The advantage of a loft conversion company is that it’s a one-stop-shop which makes the process a bit smoother. That being said, it can be a good idea to separate the design and build because these companies will not employ architects, which means there won’t be as much scope to be creative and look at various options to suit your needs.
How to bring in lots of light
When designing a loft conversion it is essential to maximise the light to improve the sense of space. You have three main options.
Roof lights typically let in double the amount of light compared to a conventional vertical window and three times more daylight than dormer windows. They are also excellent for ventilation, as fresh air is drawn up through the house using natural buoyancy and pressure difference.
Dormer windows allow you to substantially increase the overall head height in your loft. The higher your existing loft, the bigger the space that can be created. As most dormer windows in the UK are built through Permitted Development (without the need for planning permission) they do not necessarily need to follow the Local Authority’s planning policies concerning window sizes. When it comes to Permitted Development loft conversions, there are no rules regarding how big the windows can be towards the rear, so one could feasibly make an entire wall of glass to maximise light if they wished.

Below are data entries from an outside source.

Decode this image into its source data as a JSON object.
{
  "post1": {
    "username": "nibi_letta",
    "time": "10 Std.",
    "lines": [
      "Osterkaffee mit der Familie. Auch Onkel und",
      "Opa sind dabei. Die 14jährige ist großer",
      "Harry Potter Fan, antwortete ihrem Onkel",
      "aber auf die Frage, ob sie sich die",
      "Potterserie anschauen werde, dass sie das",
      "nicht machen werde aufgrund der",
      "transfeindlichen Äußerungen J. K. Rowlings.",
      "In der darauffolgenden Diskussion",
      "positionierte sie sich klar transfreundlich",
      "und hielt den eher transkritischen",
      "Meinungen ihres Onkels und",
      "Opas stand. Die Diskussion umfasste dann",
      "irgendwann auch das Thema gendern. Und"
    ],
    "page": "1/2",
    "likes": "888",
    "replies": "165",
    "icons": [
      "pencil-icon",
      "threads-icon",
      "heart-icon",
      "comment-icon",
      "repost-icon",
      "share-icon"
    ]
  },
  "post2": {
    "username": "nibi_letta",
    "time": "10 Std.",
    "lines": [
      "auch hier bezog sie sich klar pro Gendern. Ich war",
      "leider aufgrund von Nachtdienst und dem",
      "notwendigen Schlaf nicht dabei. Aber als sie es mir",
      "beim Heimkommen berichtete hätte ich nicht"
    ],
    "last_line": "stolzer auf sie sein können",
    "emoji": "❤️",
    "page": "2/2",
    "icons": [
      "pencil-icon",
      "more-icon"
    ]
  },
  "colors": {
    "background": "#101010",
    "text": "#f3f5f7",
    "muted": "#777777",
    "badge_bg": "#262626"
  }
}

As in any lighting scheme for the entire house, the best results come when different artificial light sources are combined:
- Ambient light (substitute for daylight)
- Tasking lighting (reading)
- Accent lighting (to add atmosphere).
Heating a Loft Conversion
When building most extensions, the boiler will need to be upgraded. The upgrade is necessary because of the increased heat load requirements. That being said, the loft space itself will require little extra capacity as it will be better insulated than the existing loft and can actually increase the house’s thermal efficiency.
If a bathroom is added, a new boiler may be required. In this case, it can make sense to switch to an unvented system that does not require header tanks and instead relies on mains pressure.
Insulating a loft extension
There are two main ways to insulate a loft conversion.
Cold roof Insulation
This method involves fitting insulation between the rafters and insulated plasterboard, which helps reduce thermal bridging. The advantage of this method is that it is cheaper to fit and can keep your house colder in summer.
Warm roof loft insulation
Instead of insulation being fixed in between the rafters, the insulation in this method is laid over the rafters. This involves covering capping, followed by fixing battens and tiles. This ensures the entire roof structure is well insulated, meaning it is more energy-efficient than a cold deck roof.
Adding a bathroom to a loft conversion
With the increased popularity of en-suites, it’s now common to put a bathroom in a loft conversion. The most efficient way to make the plumbing work is to site it as close to the existing waste and supply pipes as possible. This will make it both easier and cheaper to fit your bathroom. Here are some additional tips:
- The shower should be placed at the highest point
- A bath can go under the eaves
- The void in stud walls can be used to conceal shower mixers
- Wall-mounted sanitary wear frees up the room giving the illusion of more space
- Effective lighting and the use of mirrors can make a small bathroom appear larger.
There’s no doubt that a loft conversion can add a great deal to your home. You spend a lot of time in your home, meaning that it’s incredibly important to ensure that the space you have available works as well as possible for you. Our team have a huge amount of experience of designing loft conversions and can offer you a lot of help and advice as and when you need it. Simply give us a call and we can get the ball rolling and create a loft that you are sure to be thrilled with.